Reproduce the data that follows in its entirety, character for character.
──────────────────────────────
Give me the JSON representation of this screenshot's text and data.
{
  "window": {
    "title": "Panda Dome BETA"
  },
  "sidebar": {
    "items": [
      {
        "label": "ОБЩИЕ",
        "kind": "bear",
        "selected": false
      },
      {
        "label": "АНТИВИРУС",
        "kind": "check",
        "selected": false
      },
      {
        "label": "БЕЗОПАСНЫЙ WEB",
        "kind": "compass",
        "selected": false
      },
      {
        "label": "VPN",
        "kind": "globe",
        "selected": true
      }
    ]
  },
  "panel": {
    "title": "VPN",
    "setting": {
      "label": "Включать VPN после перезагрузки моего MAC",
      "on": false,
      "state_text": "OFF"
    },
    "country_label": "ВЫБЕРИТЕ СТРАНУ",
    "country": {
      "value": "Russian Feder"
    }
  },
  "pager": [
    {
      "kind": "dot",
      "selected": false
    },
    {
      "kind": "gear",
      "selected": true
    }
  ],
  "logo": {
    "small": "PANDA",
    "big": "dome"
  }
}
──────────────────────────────
**PROBLEM SOLUTION**
Give me the JSON representation of this screenshot's text and data.
{
  "window": {
    "title": "Panda Dome BETA"
  },
  "sidebar": {
    "items": [
      {
        "label": "ОБЩИЕ",
        "kind": "bear",
        "selected": false
      },
      {
        "label": "АНТИВИРУС",
        "kind": "check",
        "selected": false
      },
      {
        "label": "БЕЗОПАСНЫЙ WEB",
        "kind": "compass",
        "selected": false
      },
      {
        "label": "VPN",
        "kind": "globe",
        "selected": true
      }
    ]
  },
  "panel": {
    "title": "VPN",
    "setting": {
      "label": "Включать VPN после перезагрузки моего MAC",
      "on": false,
      "state_text": "OFF"
    },
    "country_label": "ВЫБЕРИТЕ СТРАНУ",
    "country": {
      "value": "Russian Feder"
    }
  },
  "pager": [
    {
      "kind": "dot",
      "selected": false
    },
    {
      "kind": "gear",
      "selected": true
    }
  ],
  "logo": {
    "small": "PANDA",
    "big": "dome"
  }
}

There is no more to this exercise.